A veteran photographer offers simple tips for taking more dramatic and memorable photographs of his favorite subject—Scouting.
Look for more photography tips in this series of videos from the 2011 Philmont Photographic Workshop, hosted by the Boy Scouts of America and Canon USA.
And, check out a review of the Photojojo Telephoto Lens designed for iPhones.
I’ve aimed high. But just as often I’ve aimed low. In fact, Scouts of Troop 73 in Grandview Heights, Ohio, will tell you that I’ve aimed my camera at almost everything at every place we’ve ever visited.
From our home in central Ohio, we’ve been east to the Adirondacks in New York State, and west, all the way to Baldy Mountain at Philmont Scout Ranch in New Mexico. And to dozens of places in between.
Taking pictures is what I do. From my 25 years as a professional photographer, I’ve learned to maximize my chances for capturing the best image possible, and you can as well.
The first thing you must do is make a commitment to take better pictures. You can do that right now.
Don’t make a production each time you reach for your camera. If your Scouts are familiar with you and know you are always taking pictures, the results will be more natural and candid photographs.

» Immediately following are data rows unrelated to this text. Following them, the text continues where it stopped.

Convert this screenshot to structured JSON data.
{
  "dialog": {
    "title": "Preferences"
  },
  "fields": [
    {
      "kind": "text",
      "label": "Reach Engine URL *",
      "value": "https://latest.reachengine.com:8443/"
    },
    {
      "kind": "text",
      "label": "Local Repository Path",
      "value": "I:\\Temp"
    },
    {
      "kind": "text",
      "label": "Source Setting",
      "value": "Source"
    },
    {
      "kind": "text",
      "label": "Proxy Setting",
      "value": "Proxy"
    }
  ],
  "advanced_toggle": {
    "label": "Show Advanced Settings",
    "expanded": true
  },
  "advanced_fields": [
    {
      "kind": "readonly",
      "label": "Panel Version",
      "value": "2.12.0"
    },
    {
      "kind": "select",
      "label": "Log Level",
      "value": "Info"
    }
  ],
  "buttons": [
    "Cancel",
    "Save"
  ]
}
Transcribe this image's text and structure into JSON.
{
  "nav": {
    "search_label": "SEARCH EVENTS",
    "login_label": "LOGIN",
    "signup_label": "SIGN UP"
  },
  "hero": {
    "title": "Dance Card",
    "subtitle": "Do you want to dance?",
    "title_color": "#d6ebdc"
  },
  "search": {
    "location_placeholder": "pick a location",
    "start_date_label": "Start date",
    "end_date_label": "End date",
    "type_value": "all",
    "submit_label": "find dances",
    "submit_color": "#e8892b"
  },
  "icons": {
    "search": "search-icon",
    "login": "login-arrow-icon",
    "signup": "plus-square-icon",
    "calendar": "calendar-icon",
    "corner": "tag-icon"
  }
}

Be prepared, photographically
The choice between shooting digital or film images is up to you. The art of taking great photographs, and not mere snapshots, depends more on experience and recognizing opportunities than on what type of camera you own. That said, some people never crack open their camera’s operating manual. And that is a mistake. The manual can often provide great tips for maximizing your camera’s features for better picture taking.
If you have a film camera, always carry an extra roll (or two) of film, and if you are using a digital model, always have sufficient memory card space available.
Be sure you have new, or fully charged, batteries before every outing. If you will be outdoors, protect your camera from the elements by keeping it in a sealable freezer bag. On our hike at Philmont, I slept with my camera’s batteries in my sleeping bag to protect their charge from draining in the cool temperatures.
Try a different angle
An ordinary picture can become a far more interesting photograph by shooting it from an offbeat perspective. Ask yourself if aiming your camera up from a lower angle would produce a more exciting image. Perhaps you should hold your camera over your head and shoot down.
In the photograph of our Scouts at the St. Louis Gateway Arch, I lay on the ground and aimed straight up. With hundreds of people within a few feet, my picture includes only our Scouts and the arch.
Most “point and shoot” cameras have a built-in zoom lens that will allow you to focus tightly on your subject or take in a wide area of view. Practice holding your camera steady when zoomed in because “camera shake,” or blurry images caused from camera motion during the exposure, are more obvious with a telephoto lens. Some of the newest digital cameras reduce this with an image-stabilizing feature.
Get close to your subject when the lens is set for wide-angle shooting. Note how large the boys are in the picture taken at Niagara Falls. Notice how much of the falls can be seen. Here, I held my camera over my head and aimed down to get the shot I was looking for. Be careful when taking pictures like this, however, because the autofocus feature on your camera may focus on the background rather than your subject.
Add some light
If it is dark where you are shooting outdoors or if your subject is in the shadows, consider using “fill flash,” which adds light to your subject. Set the camera’s flash to go off, even though the picture you are taking may be outdoors. In the photograph of the Scout portaging his canoe, fill flash illuminated the Scout’s face, and a slower shutter speed added a feeling of motion to the image.
You can also coach your subjects. A camera gives you license to direct people for a shot. And usually, in group pictures, your subjects will look to you for instruction. Always ask if everyone in the group can see the camera. If someone says he can’t, he is not in the picture.
Create permanent memories
The best photographs are often ones revealing emotion. Eagle Scout ceremonies are a great opportunity for this sort of image. Be ready. Happy people at fun events are prone to do fun things.
Many of Scouting’s photo opportunities are onetime events. Take the initiative. Step forward and ask permission to take a picture. Photographs are how we share our activities with those who weren’t present.
When your Scouts have grown into adulthood, and high adventure trips to Philmont or the Florida sea base are but a distant memory, your photographs will be all it takes for them to return to their childhood. And you, of course, will treasure the memories as well.
Ken Frick, committee chairman for Troop 73 (chartered to Boulevard Presbyterian Church), Grandview Heights, Ohio, has been a professional photographer for more than 25 years.
Saving for the Future, Planning for Now
After years without an album, our troop recently decided to begin a new one. It’s a great way to show off our program to the boys and parents we are recruiting.
We combine photographs from our activities, along with travel pamphlets and brochures, and newspaper articles about the troop. All are inserted into acid-free, archival album pages.
In addition to the items we collect, each boy is given space for four pictures from his Eagle service project. Additional space is reserved for more pictures and printed materials, such as his Eagle Scout court of honor invitation and program.
The album is displayed at Scouting events throughout the year so our boys and their parents can keep up on what we’ve collected. We hope that in 50 years when the boys of Troop 73 look at our album they will have fond memories of their years in Scouting.